Many high schools put a strong emphasis on community service and encourage their students to participate in campus-wide events to serve those in need. However, the purpose of community service is to understand how we, as high schoolers, can do our part and make our community better. Many students, especially in Asian countries, think they must do impressive large-scale projects–traveling to different cities and countries–so they can add these experiences to their college application and impress admissions officers. Sorry to break the news, but let me tell you why this could potentially jeopardize your chance of getting into your dream schools.
According to Merriam-Webster, “community” is defined as either a) the people with common interests living in a particular area, or b) a group of people with a common characteristic or interest living together. The keyword here is “together,” meaning you should start from helping your own community, those who share the same interests or qualities at the same place.
That being said, the last thing you should do is flying all the way to a rural village in Vietnam just to build houses for a week and leave. This experience could appear impressive on paper, but what admissions officers see is that you only
Long Term Effort

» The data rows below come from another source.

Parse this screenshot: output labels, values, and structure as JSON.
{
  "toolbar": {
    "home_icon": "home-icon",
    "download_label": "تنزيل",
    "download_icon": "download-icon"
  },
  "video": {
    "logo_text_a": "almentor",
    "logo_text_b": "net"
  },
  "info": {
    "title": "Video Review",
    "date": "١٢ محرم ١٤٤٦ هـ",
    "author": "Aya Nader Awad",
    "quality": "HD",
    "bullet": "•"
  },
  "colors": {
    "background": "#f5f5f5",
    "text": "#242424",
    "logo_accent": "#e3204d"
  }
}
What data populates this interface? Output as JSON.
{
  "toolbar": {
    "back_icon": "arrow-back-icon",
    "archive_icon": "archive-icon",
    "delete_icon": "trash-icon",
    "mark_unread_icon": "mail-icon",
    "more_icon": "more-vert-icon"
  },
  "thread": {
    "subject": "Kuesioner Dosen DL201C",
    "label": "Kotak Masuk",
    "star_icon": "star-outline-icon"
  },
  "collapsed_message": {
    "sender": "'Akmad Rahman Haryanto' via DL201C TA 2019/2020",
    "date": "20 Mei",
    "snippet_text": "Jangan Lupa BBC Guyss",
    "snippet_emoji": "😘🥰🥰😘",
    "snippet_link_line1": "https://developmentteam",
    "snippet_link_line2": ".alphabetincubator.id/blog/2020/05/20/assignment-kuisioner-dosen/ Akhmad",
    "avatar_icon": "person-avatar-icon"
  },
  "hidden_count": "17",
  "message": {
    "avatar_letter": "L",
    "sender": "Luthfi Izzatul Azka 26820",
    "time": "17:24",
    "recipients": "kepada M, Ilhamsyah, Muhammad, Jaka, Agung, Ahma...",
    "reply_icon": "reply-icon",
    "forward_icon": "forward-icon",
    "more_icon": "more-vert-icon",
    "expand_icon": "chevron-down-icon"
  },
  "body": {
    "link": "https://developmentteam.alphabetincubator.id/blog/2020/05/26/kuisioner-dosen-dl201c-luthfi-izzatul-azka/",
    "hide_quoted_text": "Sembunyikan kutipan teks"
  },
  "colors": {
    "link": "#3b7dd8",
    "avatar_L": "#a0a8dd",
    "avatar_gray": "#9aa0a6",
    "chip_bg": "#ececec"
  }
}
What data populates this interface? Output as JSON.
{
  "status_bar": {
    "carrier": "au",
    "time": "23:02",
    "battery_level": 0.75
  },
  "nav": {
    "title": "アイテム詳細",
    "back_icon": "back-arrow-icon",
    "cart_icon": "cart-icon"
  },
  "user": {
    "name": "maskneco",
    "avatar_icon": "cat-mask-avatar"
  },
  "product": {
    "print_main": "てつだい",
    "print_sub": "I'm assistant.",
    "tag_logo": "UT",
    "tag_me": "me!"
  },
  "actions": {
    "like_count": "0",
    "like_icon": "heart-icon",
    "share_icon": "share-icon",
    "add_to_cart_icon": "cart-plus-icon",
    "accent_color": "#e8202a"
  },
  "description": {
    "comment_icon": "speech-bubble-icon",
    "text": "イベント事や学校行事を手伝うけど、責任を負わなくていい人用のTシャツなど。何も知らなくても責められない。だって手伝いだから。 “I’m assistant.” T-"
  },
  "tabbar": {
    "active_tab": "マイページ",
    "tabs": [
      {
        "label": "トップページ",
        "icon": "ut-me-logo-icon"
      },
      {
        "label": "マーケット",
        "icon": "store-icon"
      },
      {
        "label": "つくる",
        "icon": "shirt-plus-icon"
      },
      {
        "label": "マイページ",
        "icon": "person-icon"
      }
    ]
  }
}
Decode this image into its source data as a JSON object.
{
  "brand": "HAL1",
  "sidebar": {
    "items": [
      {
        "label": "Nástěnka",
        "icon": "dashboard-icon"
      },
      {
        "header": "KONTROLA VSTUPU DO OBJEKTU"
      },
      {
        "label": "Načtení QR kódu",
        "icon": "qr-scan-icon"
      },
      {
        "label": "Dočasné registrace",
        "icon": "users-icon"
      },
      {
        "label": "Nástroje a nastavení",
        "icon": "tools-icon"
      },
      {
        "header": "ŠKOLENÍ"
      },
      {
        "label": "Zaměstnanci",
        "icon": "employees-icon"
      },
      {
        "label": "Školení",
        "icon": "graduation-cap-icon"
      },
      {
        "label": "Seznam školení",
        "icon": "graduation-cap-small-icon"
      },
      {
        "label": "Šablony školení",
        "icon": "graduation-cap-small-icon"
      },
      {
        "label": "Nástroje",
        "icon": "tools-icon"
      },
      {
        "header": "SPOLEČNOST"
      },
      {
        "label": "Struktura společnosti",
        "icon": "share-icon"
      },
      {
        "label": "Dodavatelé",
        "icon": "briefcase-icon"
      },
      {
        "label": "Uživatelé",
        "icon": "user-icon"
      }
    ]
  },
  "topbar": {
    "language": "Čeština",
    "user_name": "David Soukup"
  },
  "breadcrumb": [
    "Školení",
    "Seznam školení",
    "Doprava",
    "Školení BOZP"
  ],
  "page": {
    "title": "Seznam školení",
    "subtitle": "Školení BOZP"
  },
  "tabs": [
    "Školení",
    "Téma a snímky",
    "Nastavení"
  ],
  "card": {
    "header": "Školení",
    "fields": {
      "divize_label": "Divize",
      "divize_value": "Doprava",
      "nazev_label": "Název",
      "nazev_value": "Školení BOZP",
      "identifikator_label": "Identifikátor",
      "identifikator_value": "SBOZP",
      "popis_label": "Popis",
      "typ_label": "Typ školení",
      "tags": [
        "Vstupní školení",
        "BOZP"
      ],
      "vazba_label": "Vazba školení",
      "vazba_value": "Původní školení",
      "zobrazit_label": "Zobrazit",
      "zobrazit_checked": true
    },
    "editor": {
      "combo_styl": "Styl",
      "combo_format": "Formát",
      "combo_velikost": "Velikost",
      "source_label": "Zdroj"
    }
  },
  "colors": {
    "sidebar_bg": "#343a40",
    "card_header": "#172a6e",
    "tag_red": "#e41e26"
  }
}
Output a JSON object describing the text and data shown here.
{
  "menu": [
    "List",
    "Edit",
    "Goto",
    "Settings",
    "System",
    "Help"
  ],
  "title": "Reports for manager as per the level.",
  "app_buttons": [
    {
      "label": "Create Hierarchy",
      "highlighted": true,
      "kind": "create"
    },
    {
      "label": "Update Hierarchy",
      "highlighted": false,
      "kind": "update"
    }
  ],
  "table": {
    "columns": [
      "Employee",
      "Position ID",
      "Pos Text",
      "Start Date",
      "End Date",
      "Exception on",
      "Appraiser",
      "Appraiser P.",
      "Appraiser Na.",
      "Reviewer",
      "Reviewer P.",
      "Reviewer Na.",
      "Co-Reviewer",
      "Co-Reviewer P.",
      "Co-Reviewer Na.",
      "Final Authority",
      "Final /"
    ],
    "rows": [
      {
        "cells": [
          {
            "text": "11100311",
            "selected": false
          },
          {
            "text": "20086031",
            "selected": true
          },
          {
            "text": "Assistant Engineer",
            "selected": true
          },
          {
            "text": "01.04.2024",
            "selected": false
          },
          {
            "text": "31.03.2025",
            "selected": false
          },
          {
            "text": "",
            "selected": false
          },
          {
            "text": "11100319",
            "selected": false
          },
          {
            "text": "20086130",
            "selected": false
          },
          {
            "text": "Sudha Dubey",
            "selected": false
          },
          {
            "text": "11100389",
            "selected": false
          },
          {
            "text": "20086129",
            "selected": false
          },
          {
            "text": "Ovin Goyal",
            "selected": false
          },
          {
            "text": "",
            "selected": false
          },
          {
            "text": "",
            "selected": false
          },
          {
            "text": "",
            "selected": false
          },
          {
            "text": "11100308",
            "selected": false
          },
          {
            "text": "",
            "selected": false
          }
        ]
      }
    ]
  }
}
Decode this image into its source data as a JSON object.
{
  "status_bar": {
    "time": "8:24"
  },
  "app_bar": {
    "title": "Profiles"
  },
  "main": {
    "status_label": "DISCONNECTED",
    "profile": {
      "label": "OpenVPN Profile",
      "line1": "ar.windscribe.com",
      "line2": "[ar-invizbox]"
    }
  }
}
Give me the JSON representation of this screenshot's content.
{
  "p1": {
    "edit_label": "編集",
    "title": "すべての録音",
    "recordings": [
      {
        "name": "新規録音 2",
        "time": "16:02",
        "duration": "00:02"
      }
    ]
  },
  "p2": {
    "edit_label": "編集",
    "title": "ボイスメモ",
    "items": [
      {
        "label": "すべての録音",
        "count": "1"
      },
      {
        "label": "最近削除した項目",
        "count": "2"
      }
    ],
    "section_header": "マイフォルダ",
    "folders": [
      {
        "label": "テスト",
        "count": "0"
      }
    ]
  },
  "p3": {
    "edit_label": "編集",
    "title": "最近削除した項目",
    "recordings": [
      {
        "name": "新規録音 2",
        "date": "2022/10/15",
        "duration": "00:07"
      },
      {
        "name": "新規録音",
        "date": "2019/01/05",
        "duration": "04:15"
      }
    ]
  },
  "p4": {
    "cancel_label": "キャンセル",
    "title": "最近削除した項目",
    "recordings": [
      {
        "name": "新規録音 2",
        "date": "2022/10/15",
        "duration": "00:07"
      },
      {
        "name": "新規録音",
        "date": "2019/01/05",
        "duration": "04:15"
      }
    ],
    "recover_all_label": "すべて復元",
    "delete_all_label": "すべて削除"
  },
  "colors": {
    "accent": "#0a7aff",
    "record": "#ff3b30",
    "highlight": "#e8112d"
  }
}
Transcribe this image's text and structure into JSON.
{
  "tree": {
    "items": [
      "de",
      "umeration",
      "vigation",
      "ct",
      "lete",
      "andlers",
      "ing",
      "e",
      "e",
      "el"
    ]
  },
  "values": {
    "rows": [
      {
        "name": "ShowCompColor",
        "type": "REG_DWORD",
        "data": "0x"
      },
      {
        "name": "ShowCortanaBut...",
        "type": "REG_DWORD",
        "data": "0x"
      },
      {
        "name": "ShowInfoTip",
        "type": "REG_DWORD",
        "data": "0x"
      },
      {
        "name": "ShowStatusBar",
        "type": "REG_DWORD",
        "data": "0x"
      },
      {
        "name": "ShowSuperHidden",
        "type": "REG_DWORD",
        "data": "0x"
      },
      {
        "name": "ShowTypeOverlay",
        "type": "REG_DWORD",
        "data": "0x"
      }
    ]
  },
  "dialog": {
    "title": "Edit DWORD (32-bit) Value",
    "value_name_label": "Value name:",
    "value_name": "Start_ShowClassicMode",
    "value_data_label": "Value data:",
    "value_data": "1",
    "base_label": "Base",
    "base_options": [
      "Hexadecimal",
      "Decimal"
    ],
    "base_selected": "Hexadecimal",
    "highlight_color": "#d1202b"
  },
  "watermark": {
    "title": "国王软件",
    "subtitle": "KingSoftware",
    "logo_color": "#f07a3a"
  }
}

Using the village example again, another bad thing about it is that you only committed a short period of time to this project. You flew over, built houses, helped the locals, and that’s it. What next? Have you actually started planning you next trip back—as opposed to writing “I wish I’ll come back again” in your essay? What colleges see is that your effort is unsustainable because you’re giving the villagers a fish rather than teaching them how to fish.
A better community service experience would be helping an organization in your local community over the a long period. It’s okay if your contribution is as simple as volunteering at events because what colleges care about is your ability to contribute throughout a long period. For instance, I joined a club where we would head down to an elementary school twice a week to tutor students for an hour. It’s certainly not as impressive as building a house, but I did it for 3 years, that’s more than 200 hours total!
Community Service vs. Volunteering
This is a clarification because a lot of people confuse these two terms. First of all, community service doesn’t have to be volunteering; it can be paid services as long as the community is benefitted through your assistance. Community service means helping others that may need your help, so if you are capable of doing that, it counts.
On the other hand, volunteering can be community service but doesn’t have to be. Volunteering can be broadly defined as spending something you have (i.e. time and attention) without receiving money or other forms of compensation in return.
Ultimately, the type of community service doesn’t matter. Colleges are about you and your characters. When you fill out you college app, try to answer the following questions: What have you learned from these community service experiences? What specific incidents shaped your values and personality? How will you continue to influence others with things you’ve learned?